Portion of city park could be sold to landowner

People walk along an isolated area of parkland in the 500 block of Front Street Tuesday afternoon. The city is considering a proposal to auction a small part of the property. (Photo by Michael Kelly)

A small piece of property has brought forward a discussion about the value of parks and uncovered some information on the city’s historic intentions for riverfront land north of downtown.

A parcel of land only 25 feet wide, just south of 507 Front St. will be the subject of legislation to receive a second reading Thursday night at the Marietta City Council meeting. It would ultimately provide approval for the city to sell the land, currently part of a small section of park, by auction, an idea initially proposed by the owner of the adjacent property at a council meeting last week.

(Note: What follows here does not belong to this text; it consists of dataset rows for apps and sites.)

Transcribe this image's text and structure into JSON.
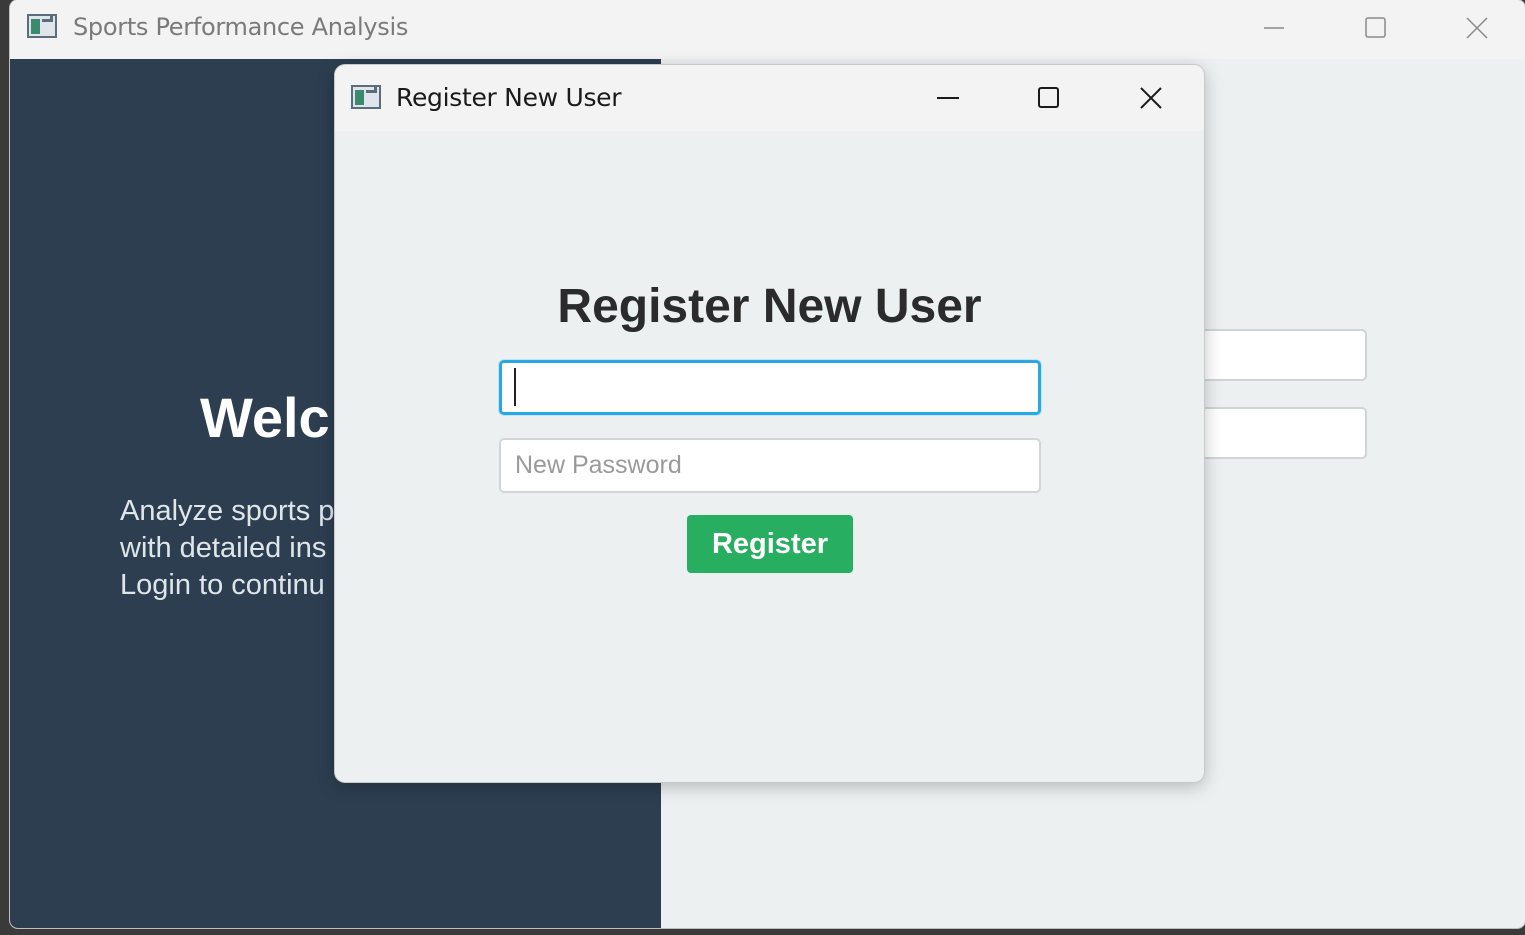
{
  "main_window": {
    "title": "Sports Performance Analysis",
    "welcome_heading": "Welc",
    "welcome_lines": [
      "Analyze sports p",
      "with detailed ins",
      "Login to continu"
    ],
    "bg_fragment": ""
  },
  "dialog": {
    "title": "Register New User",
    "heading": "Register New User",
    "username": {
      "value": "",
      "placeholder": ""
    },
    "password": {
      "value": "",
      "placeholder": "New Password"
    },
    "register_label": "Register"
  },
  "colors": {
    "left_panel": "#2c3e50",
    "background": "#ecf0f1",
    "register_button": "#27ae60",
    "focus_border": "#29a9e0"
  },
  "icons": {
    "app_icon": "app-window-icon",
    "minimize": "minimize-icon",
    "maximize": "maximize-icon",
    "close": "close-icon"
  }
}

Joseph Wesel II, who owns 507 Front St., proposed it as a way of relieving a small part of the city’s burden of maintaining parks, and said he intended to keep it as a green space or garden. Although Wesel would like to join it to the property he already owns, the city will need to offer it at auction if it decided to sell.

Some residents object to the idea on principal, including Anthony Touschner, who lives on Seventh Street, and Rebecca Phillips, who in a statement sent to The Marietta Times noted Marietta’s “long history of preserving land for public use,” offering examples such as Muskingum Park, Buckeye Park and the River Trail.

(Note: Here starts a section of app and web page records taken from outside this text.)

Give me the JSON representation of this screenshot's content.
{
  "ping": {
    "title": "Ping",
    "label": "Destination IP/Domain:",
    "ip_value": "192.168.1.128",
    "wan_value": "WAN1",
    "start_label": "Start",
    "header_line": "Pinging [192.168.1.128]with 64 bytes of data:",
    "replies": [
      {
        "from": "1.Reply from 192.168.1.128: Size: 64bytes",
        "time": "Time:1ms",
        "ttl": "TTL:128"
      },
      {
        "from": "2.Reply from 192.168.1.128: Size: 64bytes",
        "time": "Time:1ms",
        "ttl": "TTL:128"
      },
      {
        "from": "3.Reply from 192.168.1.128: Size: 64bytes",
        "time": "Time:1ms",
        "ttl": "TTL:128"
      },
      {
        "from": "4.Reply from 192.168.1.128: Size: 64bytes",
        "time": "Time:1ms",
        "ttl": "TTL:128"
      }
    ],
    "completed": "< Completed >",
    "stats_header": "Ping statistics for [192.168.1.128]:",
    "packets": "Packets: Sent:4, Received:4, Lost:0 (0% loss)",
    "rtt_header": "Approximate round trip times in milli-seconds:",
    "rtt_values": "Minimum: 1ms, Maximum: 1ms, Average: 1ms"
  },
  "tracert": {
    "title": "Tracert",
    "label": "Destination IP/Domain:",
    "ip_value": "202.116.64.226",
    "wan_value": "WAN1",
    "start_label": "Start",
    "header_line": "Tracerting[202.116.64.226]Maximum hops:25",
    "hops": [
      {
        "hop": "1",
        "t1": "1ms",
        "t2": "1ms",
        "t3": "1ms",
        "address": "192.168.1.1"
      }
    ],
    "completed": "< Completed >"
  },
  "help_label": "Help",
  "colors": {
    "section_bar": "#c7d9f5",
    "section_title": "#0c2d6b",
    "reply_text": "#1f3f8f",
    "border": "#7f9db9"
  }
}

“Given the history and popularity of our public lands, City Council’s proposed ordinance to sell a city-owned parcel at 505 Front St. is a bad idea,’ she said.

City attorney Paul Bertram III researched the history of the city’s ownership of the plot and uncovered a decades-old effort to acquire a continuous string of property along the Muskingum River which ultimately failed.

In the 1960s and 1970s, he said, housing along that section of Front Street was deteriorating.

“Lots of those properties were what today we would consider blighted,” he said. “The view at the time was that as the city got money it would buy those properties and eventually extend Muskingum Park from the Putnam Bridge to the Washington Bridge. As houses became available, the city would purchase them and raze them.”

What interfered with that plan, Bertram said, was that riverfront property became fashionable.

“There was a change in attitudes, and people started buying those houses and fixing them up,” he said. “It became boutique-ish to have river property.”

“The intent was to extend the park, but that never happened because the public began thinking it was cool to live along the river,” he said.

The 500 block Front Street now has a shady grove of trees, with a small bicycle path cut-out that briefly veers away from the sidewalk around a large planter. Housing stands to the north and south, and the main swath of Muskingum Park is several residential lots away.

The small piece of property on the north side of the little haven being considered for sale was never actually designated as a park, Bertram said. It’s about 25-feet wide, covers .087 acres and has no remarkable features other than a lot of shade.

It’s been appraised at about $30,000, and city council member Cindy Oxender said she hopes to set that as the minimum bid if the necessary number of council members agree to auction the lot, a position she favors.

“It’s not being well-utilized or well-maintained, and we have other parks that are extremely well-utilized but not getting the attention they deserve,” she said. “I just wish we had a lot more money to maintain parks, but if a park isn’t being utilized while others are, we’re simply maintaining unutilized land.”

In addition to realizing some money from the sale of the land, Oxender said, as privately owned property the land would be returned to the tax roll and generate annual income for the city.